"A number of patients are being selected. It is likely that other implantations will take place in the coming weeks," he told Europe 1 radio.

The first phase of the trial, on a small group of volunteers in terminal condition, will assess survival one month after the operation, or earlier if the patient receives a natural heart.

"France can be proud of this exceptional effort in the service of human progress," French President Francois Hollande said in a congratulatory letter to the medical team.

Prime Minister Jean-Marc Ayrault turned to Twitter to praise the achievement. "Thank you for the hope and prospects that this feat brings," he wrote.

Nearly 100,000 people in Europe and the United States are in need of a heart transplant, according to Carmat.

A US rival to Carmat, an called AbioCor, is authorised in the United States for patients with end-stage heart failure or life expectancy of less than 30 days, who are not eligible for a natural heart plant and have no other viable treatment options.

Explore further: French firm starts human trials of artificial heart

Related Stories

French firm starts human trials of artificial heart

December 20, 2013
French biomedical firm Carmat said on Friday it had begun the first human trial of its prototype artificial heart, which aims at overcoming shortages of organs available for transplant.

Artificial heart with Norwegian sensor

December 19, 2013
France is going to test an artificial heart on patients. The heart will contain a Norwegian pressure sensor.

Space technology informs artificial heart development

December 6, 2013
An artificial heart containing miniaturised space technology will soon beat inside a person, having now been approved for human trials in France.

Heart surgery mortality rates significantly reduced

November 25, 2013
Fifty years have passed since the first heart operation was carried out with a heart-lung machine at the MedUni Vienna in the Vienna General Hospital. Since then cardiac surgery has developed at an astonishing rate – to ...

UCLA doctors remove man's heart, replace it with total artificial heart

December 7, 2012
Imagine living without a heart. It is possible—if you have a new artificial heart pumping blood through your body. You can even go to the supermarket, watch your kid's soccer game or go on a hike.

Recommended for you

Researchers borrow from AIDS playbook to tackle rheumatic heart disease

January 22, 2018
Billions of US taxpayer dollars have been invested in Africa over the past 15 years to improve care for millions suffering from the HIV/AIDS epidemic; yet health systems on the continent continue to struggle. What if the ...

A nanoparticle inhalant for treating heart disease

January 18, 2018
A team of researchers from Italy and Germany has developed a nanoparticle inhalant for treating people suffering from heart disease. In their paper published in the journal Science Translational Medicine, the group describes ...

Starting periods before age of 12 linked to heightened risk of heart disease and stroke
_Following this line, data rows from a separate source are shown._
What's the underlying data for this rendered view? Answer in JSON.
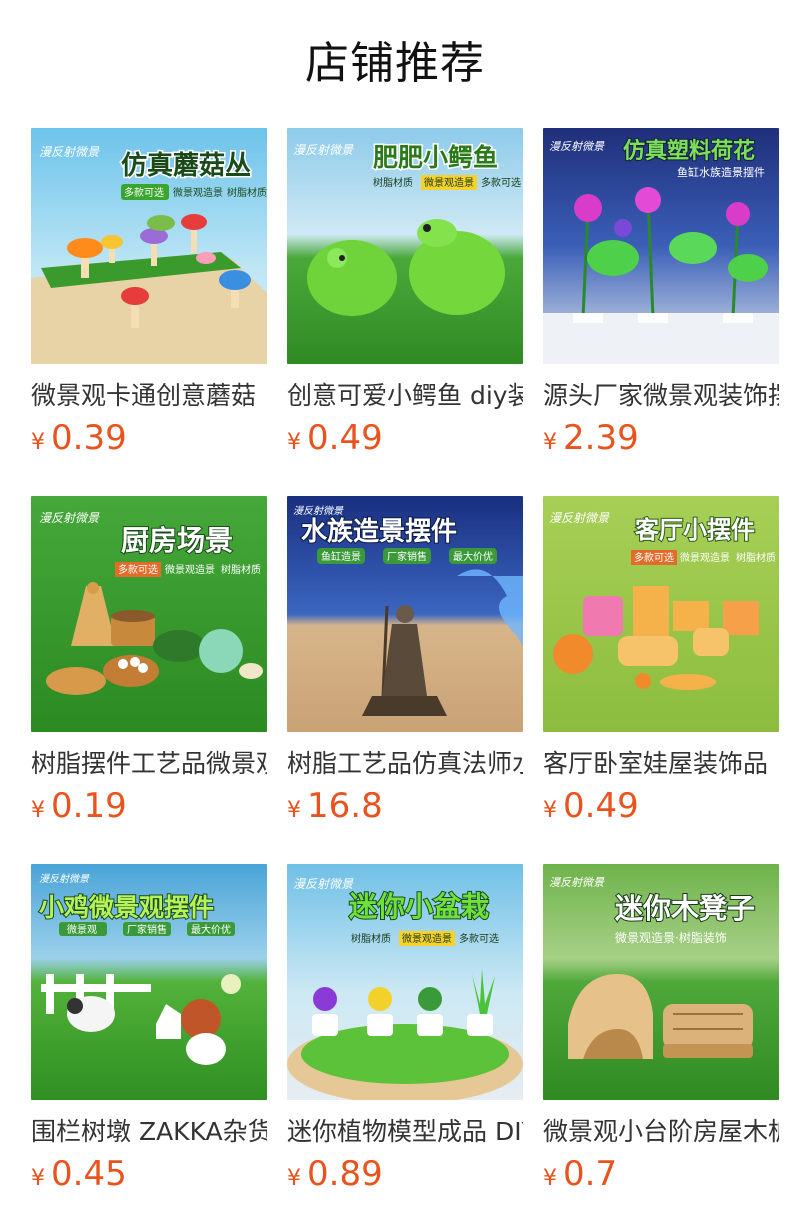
{
  "section_title": "店铺推荐",
  "products": [
    {
      "name": "微景观卡通创意蘑菇",
      "currency": "¥",
      "price": "0.39",
      "image": {
        "brand": "漫反射微景",
        "headline": "仿真蘑菇丛",
        "tags": [
          "多款可选",
          "微景观造景",
          "树脂材质"
        ],
        "palette": {
          "top": "#5fb3e0",
          "bottom": "#2f8f2a",
          "accent": "#ff8c1a"
        }
      }
    },
    {
      "name": "创意可爱小鳄鱼 diy装",
      "currency": "¥",
      "price": "0.49",
      "image": {
        "brand": "漫反射微景",
        "headline": "肥肥小鳄鱼",
        "tags": [
          "树脂材质",
          "微景观造景",
          "多款可选"
        ],
        "palette": {
          "top": "#7fc4e8",
          "bottom": "#3a9a2e",
          "accent": "#7ddc3a"
        }
      }
    },
    {
      "name": "源头厂家微景观装饰摆",
      "currency": "¥",
      "price": "2.39",
      "image": {
        "brand": "漫反射微景",
        "headline": "仿真塑料荷花",
        "tags": [
          "鱼缸水族造景摆件"
        ],
        "palette": {
          "top": "#253a8a",
          "bottom": "#dfe6ee",
          "accent": "#d63cc8"
        }
      }
    },
    {
      "name": "树脂摆件工艺品微景观",
      "currency": "¥",
      "price": "0.19",
      "image": {
        "brand": "漫反射微景",
        "headline": "厨房场景",
        "tags": [
          "多款可选",
          "微景观造景",
          "树脂材质"
        ],
        "palette": {
          "top": "#3aa12f",
          "bottom": "#2c8a24",
          "accent": "#e2b065"
        }
      }
    },
    {
      "name": "树脂工艺品仿真法师水",
      "currency": "¥",
      "price": "16.8",
      "image": {
        "brand": "漫反射微景",
        "headline": "水族造景摆件",
        "tags": [
          "鱼缸造景",
          "厂家销售",
          "最大价优"
        ],
        "palette": {
          "top": "#1f3a8a",
          "bottom": "#d9b890",
          "accent": "#6fb8ff"
        }
      }
    },
    {
      "name": "客厅卧室娃屋装饰品",
      "currency": "¥",
      "price": "0.49",
      "image": {
        "brand": "漫反射微景",
        "headline": "客厅小摆件",
        "tags": [
          "多款可选",
          "微景观造景",
          "树脂材质"
        ],
        "palette": {
          "top": "#9cc94a",
          "bottom": "#8abd3c",
          "accent": "#f6a04a"
        }
      }
    },
    {
      "name": "围栏树墩 ZAKKA杂货",
      "currency": "¥",
      "price": "0.45",
      "image": {
        "brand": "漫反射微景",
        "headline": "小鸡微景观摆件",
        "tags": [
          "微景观",
          "厂家销售",
          "最大价优"
        ],
        "palette": {
          "top": "#4aa4d8",
          "bottom": "#3a9b2a",
          "accent": "#ffffff"
        }
      }
    },
    {
      "name": "迷你植物模型成品 DIY",
      "currency": "¥",
      "price": "0.89",
      "image": {
        "brand": "漫反射微景",
        "headline": "迷你小盆栽",
        "tags": [
          "树脂材质",
          "微景观造景",
          "多款可选"
        ],
        "palette": {
          "top": "#6fc0e6",
          "bottom": "#e9d2a8",
          "accent": "#c43ad6"
        }
      }
    },
    {
      "name": "微景观小台阶房屋木桩",
      "currency": "¥",
      "price": "0.7",
      "image": {
        "brand": "漫反射微景",
        "headline": "迷你木凳子",
        "tags": [
          "微景观造景·树脂装饰"
        ],
        "palette": {
          "top": "#6eb34a",
          "bottom": "#3f9a2a",
          "accent": "#e6c28a"
        }
      }
    }
  ]
}
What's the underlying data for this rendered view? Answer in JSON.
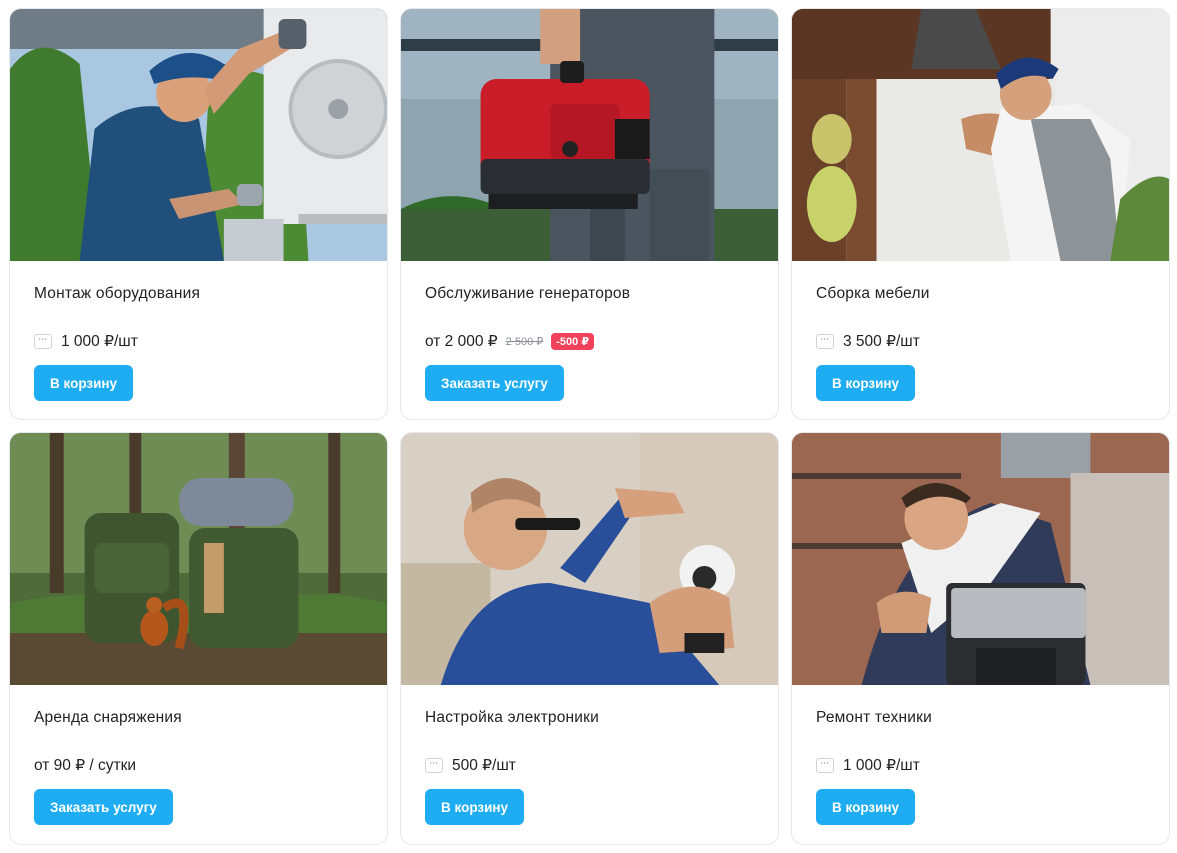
{
  "accent_color": "#1eacf2",
  "discount_color": "#f2415a",
  "cards": [
    {
      "title": "Монтаж оборудования",
      "price": "1 000 ₽/шт",
      "qty_icon": "⋯",
      "button": "В корзину",
      "image": "ac-installer-photo"
    },
    {
      "title": "Обслуживание генераторов",
      "price": "от 2 000 ₽",
      "old_price": "2 500 ₽",
      "discount": "-500 ₽",
      "button": "Заказать услугу",
      "image": "generator-photo"
    },
    {
      "title": "Сборка мебели",
      "price": "3 500 ₽/шт",
      "qty_icon": "⋯",
      "button": "В корзину",
      "image": "furniture-assembly-photo"
    },
    {
      "title": "Аренда снаряжения",
      "price": "от 90 ₽ / сутки",
      "button": "Заказать услугу",
      "image": "backpacks-forest-photo"
    },
    {
      "title": "Настройка электроники",
      "price": "500 ₽/шт",
      "qty_icon": "⋯",
      "button": "В корзину",
      "image": "camera-install-photo"
    },
    {
      "title": "Ремонт техники",
      "price": "1 000 ₽/шт",
      "qty_icon": "⋯",
      "button": "В корзину",
      "image": "coffee-machine-repair-photo"
    }
  ]
}
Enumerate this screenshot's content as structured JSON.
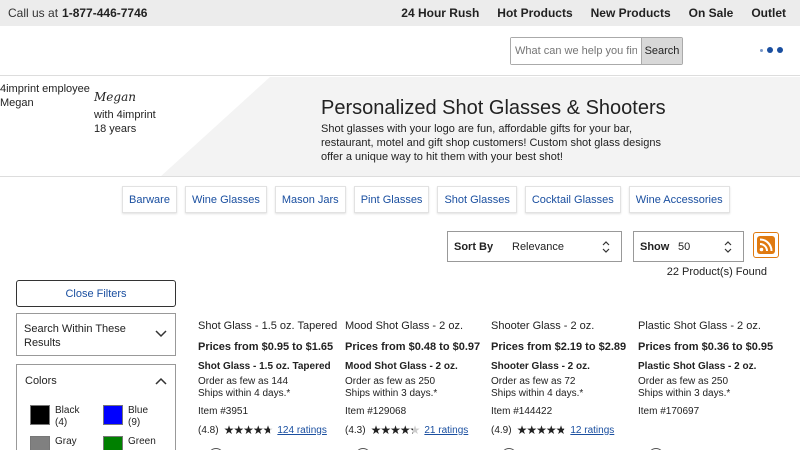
{
  "topbar": {
    "call_label": "Call us at",
    "phone": "1-877-446-7746",
    "nav": [
      "24 Hour Rush",
      "Hot Products",
      "New Products",
      "On Sale",
      "Outlet"
    ]
  },
  "header": {
    "search_placeholder": "What can we help you find?",
    "search_button": "Search"
  },
  "hero": {
    "employee_line1": "4imprint employee",
    "employee_line2": "Megan",
    "signature": "Megan",
    "tenure_line1": "with 4imprint",
    "tenure_line2": "18 years",
    "title": "Personalized Shot Glasses & Shooters",
    "description": "Shot glasses with your logo are fun, affordable gifts for your bar, restaurant, motel and gift shop customers! Custom shot glass designs offer a unique way to hit them with your best shot!"
  },
  "categories": [
    "Barware",
    "Wine Glasses",
    "Mason Jars",
    "Pint Glasses",
    "Shot Glasses",
    "Cocktail Glasses",
    "Wine Accessories"
  ],
  "sort": {
    "label": "Sort By",
    "value": "Relevance"
  },
  "show": {
    "label": "Show",
    "value": "50"
  },
  "results_count": "22 Product(s) Found",
  "filters": {
    "close_label": "Close Filters",
    "search_within_label": "Search Within These Results",
    "colors_label": "Colors",
    "colors": [
      {
        "name": "Black",
        "count": "(4)",
        "hex": "#000000"
      },
      {
        "name": "Blue",
        "count": "(9)",
        "hex": "#0000ff"
      },
      {
        "name": "Gray",
        "count": "",
        "hex": "#808080"
      },
      {
        "name": "Green",
        "count": "",
        "hex": "#008000"
      }
    ]
  },
  "products": [
    {
      "name": "Shot Glass - 1.5 oz. Tapered",
      "price": "Prices from $0.95 to $1.65",
      "subtitle": "Shot Glass - 1.5 oz. Tapered",
      "minimum": "Order as few as 144",
      "ships": "Ships within 4 days.*",
      "item": "Item #3951",
      "rating_text": "(4.8)",
      "rating": 4.8,
      "ratings_link": "124 ratings"
    },
    {
      "name": "Mood Shot Glass - 2 oz.",
      "price": "Prices from $0.48 to $0.97",
      "subtitle": "Mood Shot Glass - 2 oz.",
      "minimum": "Order as few as 250",
      "ships": "Ships within 3 days.*",
      "item": "Item #129068",
      "rating_text": "(4.3)",
      "rating": 4.3,
      "ratings_link": "21 ratings"
    },
    {
      "name": "Shooter Glass - 2 oz.",
      "price": "Prices from $2.19 to $2.89",
      "subtitle": "Shooter Glass - 2 oz.",
      "minimum": "Order as few as 72",
      "ships": "Ships within 4 days.*",
      "item": "Item #144422",
      "rating_text": "(4.9)",
      "rating": 4.9,
      "ratings_link": "12 ratings"
    },
    {
      "name": "Plastic Shot Glass - 2 oz.",
      "price": "Prices from $0.36 to $0.95",
      "subtitle": "Plastic Shot Glass - 2 oz.",
      "minimum": "Order as few as 250",
      "ships": "Ships within 3 days.*",
      "item": "Item #170697",
      "rating_text": "",
      "rating": 0,
      "ratings_link": ""
    }
  ],
  "colors": {
    "link": "#1a4fa0",
    "rss": "#e07a10"
  }
}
January 15, 2018
Starting periods early—before the age of 12—is linked to a heightened risk of heart disease and stroke in later life, suggests an analysis of data from the UK Biobank study, published online in the journal Heart.

'Decorated' stem cells could offer targeted heart repair

January 10, 2018
Although cardiac stem cell therapy is a promising treatment for heart attack patients, directing the cells to the site of an injury - and getting them to stay there - remains challenging. In a new pilot study using an animal ...

Exercise is good for the heart, high blood pressure is bad—researchers find out why

January 10, 2018
When the heart is put under stress during exercise, it is considered healthy. Yet stress due to high blood pressure is bad for the heart. Why? And is this always the case? Researchers of the German Centre for Cardiovascular ...

Two simple tests could help to pinpoint cause of stroke

January 10, 2018
Detecting the cause of the deadliest form of stroke could be improved by a simple blood test added alongside a routine brain scan, research suggests.

0 comments

Please sign in to add a comment. Registration is free, and takes less than a minute. Read more

Click here to reset your password.
Sign in to get notified via email when new comments are made.